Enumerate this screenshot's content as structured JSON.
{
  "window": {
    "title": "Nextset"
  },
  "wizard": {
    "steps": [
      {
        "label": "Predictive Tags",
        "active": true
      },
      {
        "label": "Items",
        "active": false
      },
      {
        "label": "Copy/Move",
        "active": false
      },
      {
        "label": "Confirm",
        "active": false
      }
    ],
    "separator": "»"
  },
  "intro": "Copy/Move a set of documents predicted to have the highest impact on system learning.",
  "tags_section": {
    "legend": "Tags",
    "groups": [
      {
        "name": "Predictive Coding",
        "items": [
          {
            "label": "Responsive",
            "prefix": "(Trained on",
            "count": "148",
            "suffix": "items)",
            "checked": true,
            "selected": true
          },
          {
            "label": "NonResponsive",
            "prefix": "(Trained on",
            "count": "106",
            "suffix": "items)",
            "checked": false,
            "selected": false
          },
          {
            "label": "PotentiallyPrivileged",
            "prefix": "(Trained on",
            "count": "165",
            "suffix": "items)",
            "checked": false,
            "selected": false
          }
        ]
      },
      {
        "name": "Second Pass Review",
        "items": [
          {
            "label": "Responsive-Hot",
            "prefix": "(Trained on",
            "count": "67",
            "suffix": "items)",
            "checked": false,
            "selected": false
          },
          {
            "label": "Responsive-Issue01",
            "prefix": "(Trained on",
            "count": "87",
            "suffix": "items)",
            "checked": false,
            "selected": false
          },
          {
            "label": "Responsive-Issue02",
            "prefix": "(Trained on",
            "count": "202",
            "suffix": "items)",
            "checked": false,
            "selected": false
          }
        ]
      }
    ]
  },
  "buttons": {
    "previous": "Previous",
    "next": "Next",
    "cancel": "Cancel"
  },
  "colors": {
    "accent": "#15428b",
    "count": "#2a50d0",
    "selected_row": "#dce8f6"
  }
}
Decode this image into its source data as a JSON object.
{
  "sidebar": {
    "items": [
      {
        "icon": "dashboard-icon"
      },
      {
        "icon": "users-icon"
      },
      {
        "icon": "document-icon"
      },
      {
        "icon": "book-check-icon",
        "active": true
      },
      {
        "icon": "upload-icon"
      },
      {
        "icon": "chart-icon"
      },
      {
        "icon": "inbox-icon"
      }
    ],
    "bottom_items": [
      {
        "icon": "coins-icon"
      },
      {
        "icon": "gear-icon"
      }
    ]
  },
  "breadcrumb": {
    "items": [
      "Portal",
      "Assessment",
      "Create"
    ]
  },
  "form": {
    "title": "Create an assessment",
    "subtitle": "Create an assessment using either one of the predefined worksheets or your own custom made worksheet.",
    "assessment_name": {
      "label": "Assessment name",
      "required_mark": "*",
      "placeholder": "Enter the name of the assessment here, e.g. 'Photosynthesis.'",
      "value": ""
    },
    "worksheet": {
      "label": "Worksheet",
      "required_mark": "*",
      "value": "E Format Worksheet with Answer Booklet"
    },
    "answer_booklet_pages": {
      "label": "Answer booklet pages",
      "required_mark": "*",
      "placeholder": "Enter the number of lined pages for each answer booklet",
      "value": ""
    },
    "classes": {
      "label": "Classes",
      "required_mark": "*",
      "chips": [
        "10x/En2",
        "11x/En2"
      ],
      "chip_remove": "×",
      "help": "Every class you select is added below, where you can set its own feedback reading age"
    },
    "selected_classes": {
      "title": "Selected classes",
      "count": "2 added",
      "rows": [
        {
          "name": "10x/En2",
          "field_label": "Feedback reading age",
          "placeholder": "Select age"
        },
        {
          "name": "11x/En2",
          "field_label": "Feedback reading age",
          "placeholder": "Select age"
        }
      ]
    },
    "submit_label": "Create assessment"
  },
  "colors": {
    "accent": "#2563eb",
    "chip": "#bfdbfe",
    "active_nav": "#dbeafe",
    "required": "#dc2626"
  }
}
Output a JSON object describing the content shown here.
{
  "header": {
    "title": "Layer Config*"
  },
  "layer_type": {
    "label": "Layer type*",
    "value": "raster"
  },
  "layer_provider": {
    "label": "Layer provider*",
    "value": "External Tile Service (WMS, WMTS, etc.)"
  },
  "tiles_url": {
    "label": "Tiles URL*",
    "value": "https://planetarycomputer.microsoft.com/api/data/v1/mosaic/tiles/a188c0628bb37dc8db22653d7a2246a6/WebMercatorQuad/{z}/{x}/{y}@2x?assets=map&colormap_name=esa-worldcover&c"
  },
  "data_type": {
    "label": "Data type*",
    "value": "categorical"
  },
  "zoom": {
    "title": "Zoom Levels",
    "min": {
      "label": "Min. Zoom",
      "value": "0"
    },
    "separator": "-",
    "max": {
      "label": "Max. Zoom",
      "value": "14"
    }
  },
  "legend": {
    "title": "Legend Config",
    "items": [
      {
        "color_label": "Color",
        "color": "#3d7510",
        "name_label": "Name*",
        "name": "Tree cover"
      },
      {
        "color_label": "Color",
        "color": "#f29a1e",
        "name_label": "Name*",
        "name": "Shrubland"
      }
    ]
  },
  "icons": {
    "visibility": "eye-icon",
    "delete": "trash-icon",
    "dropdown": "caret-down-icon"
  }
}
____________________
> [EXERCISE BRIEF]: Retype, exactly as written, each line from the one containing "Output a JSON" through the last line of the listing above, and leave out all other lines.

> [ANSWER SECTION]:
Output a JSON object describing the content shown here.
{
  "header": {
    "title": "Layer Config*"
  },
  "layer_type": {
    "label": "Layer type*",
    "value": "raster"
  },
  "layer_provider": {
    "label": "Layer provider*",
    "value": "External Tile Service (WMS, WMTS, etc.)"
  },
  "tiles_url": {
    "label": "Tiles URL*",
    "value": "https://planetarycomputer.microsoft.com/api/data/v1/mosaic/tiles/a188c0628bb37dc8db22653d7a2246a6/WebMercatorQuad/{z}/{x}/{y}@2x?assets=map&colormap_name=esa-worldcover&c"
  },
  "data_type": {
    "label": "Data type*",
    "value": "categorical"
  },
  "zoom": {
    "title": "Zoom Levels",
    "min": {
      "label": "Min. Zoom",
      "value": "0"
    },
    "separator": "-",
    "max": {
      "label": "Max. Zoom",
      "value": "14"
    }
  },
  "legend": {
    "title": "Legend Config",
    "items": [
      {
        "color_label": "Color",
        "color": "#3d7510",
        "name_label": "Name*",
        "name": "Tree cover"
      },
      {
        "color_label": "Color",
        "color": "#f29a1e",
        "name_label": "Name*",
        "name": "Shrubland"
      }
    ]
  },
  "icons": {
    "visibility": "eye-icon",
    "delete": "trash-icon",
    "dropdown": "caret-down-icon"
  }
}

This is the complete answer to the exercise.